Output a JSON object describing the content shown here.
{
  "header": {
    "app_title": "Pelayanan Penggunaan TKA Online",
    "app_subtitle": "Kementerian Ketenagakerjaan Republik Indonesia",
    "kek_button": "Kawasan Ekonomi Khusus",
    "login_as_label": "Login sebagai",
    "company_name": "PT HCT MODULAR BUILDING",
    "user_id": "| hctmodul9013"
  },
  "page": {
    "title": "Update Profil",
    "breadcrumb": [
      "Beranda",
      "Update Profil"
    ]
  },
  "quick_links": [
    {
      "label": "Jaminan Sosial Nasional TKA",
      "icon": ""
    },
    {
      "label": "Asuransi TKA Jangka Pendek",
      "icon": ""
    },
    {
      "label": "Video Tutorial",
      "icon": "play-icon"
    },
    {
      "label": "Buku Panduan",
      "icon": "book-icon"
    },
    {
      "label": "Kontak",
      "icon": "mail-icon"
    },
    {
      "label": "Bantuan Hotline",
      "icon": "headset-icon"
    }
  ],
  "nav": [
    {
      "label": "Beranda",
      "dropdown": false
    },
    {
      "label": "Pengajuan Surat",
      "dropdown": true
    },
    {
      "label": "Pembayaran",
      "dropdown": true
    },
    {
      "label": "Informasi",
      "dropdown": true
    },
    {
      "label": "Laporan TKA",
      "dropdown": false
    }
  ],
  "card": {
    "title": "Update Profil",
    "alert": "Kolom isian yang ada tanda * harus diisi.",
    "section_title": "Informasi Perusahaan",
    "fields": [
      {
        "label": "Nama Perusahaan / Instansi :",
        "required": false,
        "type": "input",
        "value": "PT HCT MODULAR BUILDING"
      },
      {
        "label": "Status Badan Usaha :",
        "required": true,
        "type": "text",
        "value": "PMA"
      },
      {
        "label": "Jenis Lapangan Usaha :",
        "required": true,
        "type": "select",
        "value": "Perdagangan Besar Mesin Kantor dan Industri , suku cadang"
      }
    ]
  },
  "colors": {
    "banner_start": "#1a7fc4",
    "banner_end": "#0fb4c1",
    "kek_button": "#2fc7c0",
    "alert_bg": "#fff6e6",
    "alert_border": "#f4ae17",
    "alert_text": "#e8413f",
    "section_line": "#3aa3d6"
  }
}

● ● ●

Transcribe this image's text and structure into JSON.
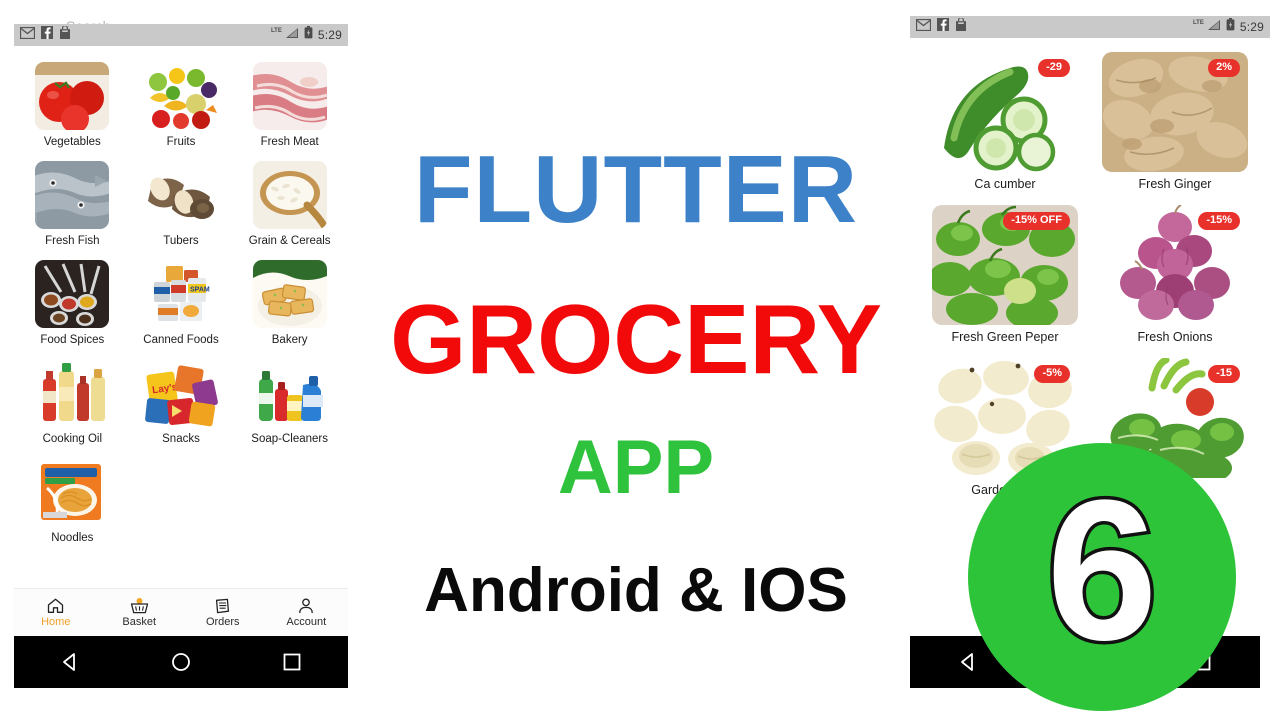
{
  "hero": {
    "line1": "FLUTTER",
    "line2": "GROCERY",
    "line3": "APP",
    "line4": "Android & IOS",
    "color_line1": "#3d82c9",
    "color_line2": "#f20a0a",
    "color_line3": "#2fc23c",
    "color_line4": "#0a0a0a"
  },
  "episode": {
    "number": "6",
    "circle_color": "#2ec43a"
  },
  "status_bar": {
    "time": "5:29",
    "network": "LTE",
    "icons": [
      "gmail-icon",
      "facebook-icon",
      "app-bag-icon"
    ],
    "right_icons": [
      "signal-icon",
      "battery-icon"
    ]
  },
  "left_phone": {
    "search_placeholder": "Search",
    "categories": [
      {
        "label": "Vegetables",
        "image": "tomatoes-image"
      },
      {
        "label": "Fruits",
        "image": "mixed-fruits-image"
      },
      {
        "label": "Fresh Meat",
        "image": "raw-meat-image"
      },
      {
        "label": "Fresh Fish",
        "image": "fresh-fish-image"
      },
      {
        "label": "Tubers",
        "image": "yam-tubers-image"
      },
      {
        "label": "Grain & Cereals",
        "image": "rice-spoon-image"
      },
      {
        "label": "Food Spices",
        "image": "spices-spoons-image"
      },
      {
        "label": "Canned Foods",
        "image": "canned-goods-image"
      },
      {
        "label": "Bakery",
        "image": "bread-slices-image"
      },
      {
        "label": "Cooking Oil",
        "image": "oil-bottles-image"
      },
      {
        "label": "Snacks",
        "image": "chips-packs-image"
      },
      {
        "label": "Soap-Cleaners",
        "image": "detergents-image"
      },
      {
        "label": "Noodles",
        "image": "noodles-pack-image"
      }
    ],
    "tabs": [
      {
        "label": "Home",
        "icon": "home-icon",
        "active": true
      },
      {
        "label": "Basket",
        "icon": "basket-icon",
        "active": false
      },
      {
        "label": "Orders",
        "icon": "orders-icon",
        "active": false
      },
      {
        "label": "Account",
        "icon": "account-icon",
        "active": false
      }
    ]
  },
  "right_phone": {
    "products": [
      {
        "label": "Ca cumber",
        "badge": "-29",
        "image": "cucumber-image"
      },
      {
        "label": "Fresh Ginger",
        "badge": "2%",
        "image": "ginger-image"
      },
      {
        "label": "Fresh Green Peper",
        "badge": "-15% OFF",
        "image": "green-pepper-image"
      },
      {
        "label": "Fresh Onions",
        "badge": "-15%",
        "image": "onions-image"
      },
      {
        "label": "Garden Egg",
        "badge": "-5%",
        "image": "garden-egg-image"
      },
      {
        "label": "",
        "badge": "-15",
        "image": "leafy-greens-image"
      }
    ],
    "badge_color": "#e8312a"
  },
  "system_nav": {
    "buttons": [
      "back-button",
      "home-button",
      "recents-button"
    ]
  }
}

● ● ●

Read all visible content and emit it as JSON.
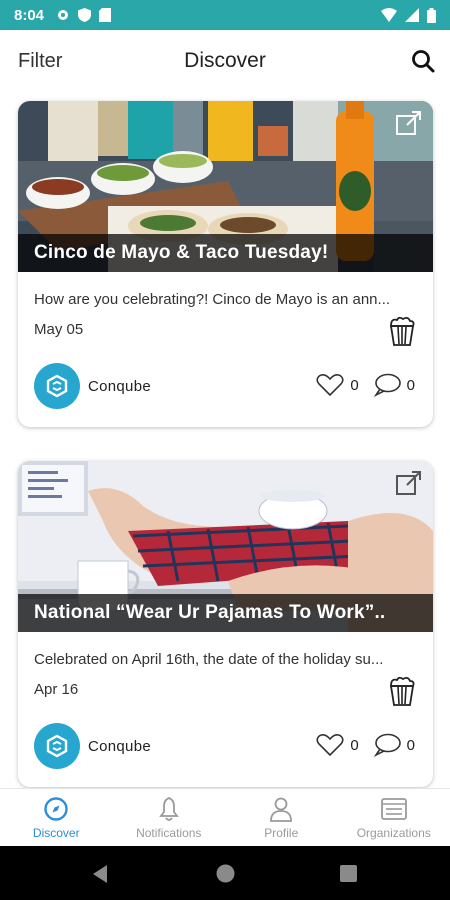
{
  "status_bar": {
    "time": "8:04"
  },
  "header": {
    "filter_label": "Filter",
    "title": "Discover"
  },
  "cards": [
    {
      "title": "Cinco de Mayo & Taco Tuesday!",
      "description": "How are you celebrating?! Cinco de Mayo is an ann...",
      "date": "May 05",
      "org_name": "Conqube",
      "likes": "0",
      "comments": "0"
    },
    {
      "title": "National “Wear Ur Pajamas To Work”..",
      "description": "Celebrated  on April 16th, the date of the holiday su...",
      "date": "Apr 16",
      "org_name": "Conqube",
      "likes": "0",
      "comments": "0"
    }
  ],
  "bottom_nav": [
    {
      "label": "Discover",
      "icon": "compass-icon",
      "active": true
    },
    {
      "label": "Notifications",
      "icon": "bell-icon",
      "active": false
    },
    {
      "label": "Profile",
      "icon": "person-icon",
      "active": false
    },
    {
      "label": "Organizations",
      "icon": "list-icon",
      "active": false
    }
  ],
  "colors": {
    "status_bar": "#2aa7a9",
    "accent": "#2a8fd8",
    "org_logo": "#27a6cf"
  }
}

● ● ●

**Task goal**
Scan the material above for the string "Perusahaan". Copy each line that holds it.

**Solution for this task**
    "section_title": "Informasi Perusahaan",
        "label": "Nama Perusahaan / Instansi :",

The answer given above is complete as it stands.